When at the end of the 19th century during colonial expeditions vast amounts of archaeological objects were excavated, the research interest in such objects among scholars grew. Historians of material culture (such as archaeologists, art historians, orientalists or paleographers) and natural scientists alike shared a research interest in ancient and historical material culture. They were trying to answer historico-cultural questions about ancient civilizations lacking textual sources or trying to match textual sources with physical evidence. In this regard, scientists and historians needed one another: Scientists depended on historical and philological expertise, while the material analysis of the objects required scientific methods to reveal historical information. In several cases, collaborations between historians and scientists ensued. Paleographers sought collaboration with botanists for the microscopic analysis of plant fibres in ancient manuscripts. Chemists, investigating the chemical composition of glaze in Babylonian tiles, consulted experts trained in cuneiform script for the translation of ancient chemical recipes. These examples not only reveal the dynamics of collaborative research on historical material culture. They also serve as case studies illustrating how, around 1900, research was carried out across the disciplinary boundaries of the sciences and the humanities.
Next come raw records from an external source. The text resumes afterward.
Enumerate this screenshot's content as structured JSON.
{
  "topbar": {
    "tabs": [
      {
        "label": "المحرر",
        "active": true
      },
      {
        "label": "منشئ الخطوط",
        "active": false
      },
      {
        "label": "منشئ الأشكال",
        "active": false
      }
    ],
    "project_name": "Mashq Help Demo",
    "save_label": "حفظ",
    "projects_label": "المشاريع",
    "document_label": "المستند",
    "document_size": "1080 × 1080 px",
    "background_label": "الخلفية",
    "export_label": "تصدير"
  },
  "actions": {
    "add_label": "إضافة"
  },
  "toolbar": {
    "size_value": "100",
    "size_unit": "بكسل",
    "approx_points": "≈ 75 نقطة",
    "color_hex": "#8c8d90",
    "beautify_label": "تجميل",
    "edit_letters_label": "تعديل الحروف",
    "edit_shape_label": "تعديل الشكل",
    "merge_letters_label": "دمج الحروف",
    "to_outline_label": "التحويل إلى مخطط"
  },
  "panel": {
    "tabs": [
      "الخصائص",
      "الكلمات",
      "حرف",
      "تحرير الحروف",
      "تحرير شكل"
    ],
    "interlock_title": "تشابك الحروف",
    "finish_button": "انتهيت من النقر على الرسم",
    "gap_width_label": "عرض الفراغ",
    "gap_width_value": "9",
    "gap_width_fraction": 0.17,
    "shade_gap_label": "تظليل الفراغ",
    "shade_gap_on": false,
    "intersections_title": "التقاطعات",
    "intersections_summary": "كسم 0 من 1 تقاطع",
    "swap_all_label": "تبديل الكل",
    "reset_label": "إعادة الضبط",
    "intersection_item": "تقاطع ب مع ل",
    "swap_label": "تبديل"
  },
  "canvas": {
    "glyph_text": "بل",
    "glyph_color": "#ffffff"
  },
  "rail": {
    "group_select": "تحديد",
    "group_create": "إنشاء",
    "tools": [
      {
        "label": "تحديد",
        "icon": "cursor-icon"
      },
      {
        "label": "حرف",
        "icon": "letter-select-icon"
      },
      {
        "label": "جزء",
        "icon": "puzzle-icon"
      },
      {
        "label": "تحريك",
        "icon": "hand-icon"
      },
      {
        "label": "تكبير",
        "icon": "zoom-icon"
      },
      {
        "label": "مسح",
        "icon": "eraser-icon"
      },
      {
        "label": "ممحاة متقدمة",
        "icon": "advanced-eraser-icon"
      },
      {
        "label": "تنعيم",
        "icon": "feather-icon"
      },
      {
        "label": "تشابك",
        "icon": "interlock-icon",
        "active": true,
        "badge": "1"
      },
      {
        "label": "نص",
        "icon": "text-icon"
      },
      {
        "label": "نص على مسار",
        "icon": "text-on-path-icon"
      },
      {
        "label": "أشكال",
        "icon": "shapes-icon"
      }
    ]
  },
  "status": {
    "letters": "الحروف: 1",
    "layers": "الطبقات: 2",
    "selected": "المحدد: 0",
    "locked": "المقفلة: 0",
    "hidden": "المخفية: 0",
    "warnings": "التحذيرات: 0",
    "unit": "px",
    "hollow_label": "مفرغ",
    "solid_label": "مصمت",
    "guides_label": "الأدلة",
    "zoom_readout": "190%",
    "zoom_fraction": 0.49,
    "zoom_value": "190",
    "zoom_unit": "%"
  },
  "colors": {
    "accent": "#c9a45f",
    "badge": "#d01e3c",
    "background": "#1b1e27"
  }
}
This research project analyzes collaborations between the sciences and the humanities in terms of their formation and development in German-speaking countries for the period 1880-1930. My research goals are: 1. analyzing cooperative dynamics and structures between the sciences and the humanities by investigating research practices, methods and knowledge transfer applied within the collaborations, 2. understanding the meaning of material/materiality within the collaborations and 3. for the first time exploring the history of this heterogeneous research area – today understood as archaeometry –, which had significant impact on the institutional and epistemological constitution of the German-speaking historical disciplines dealing with material objects.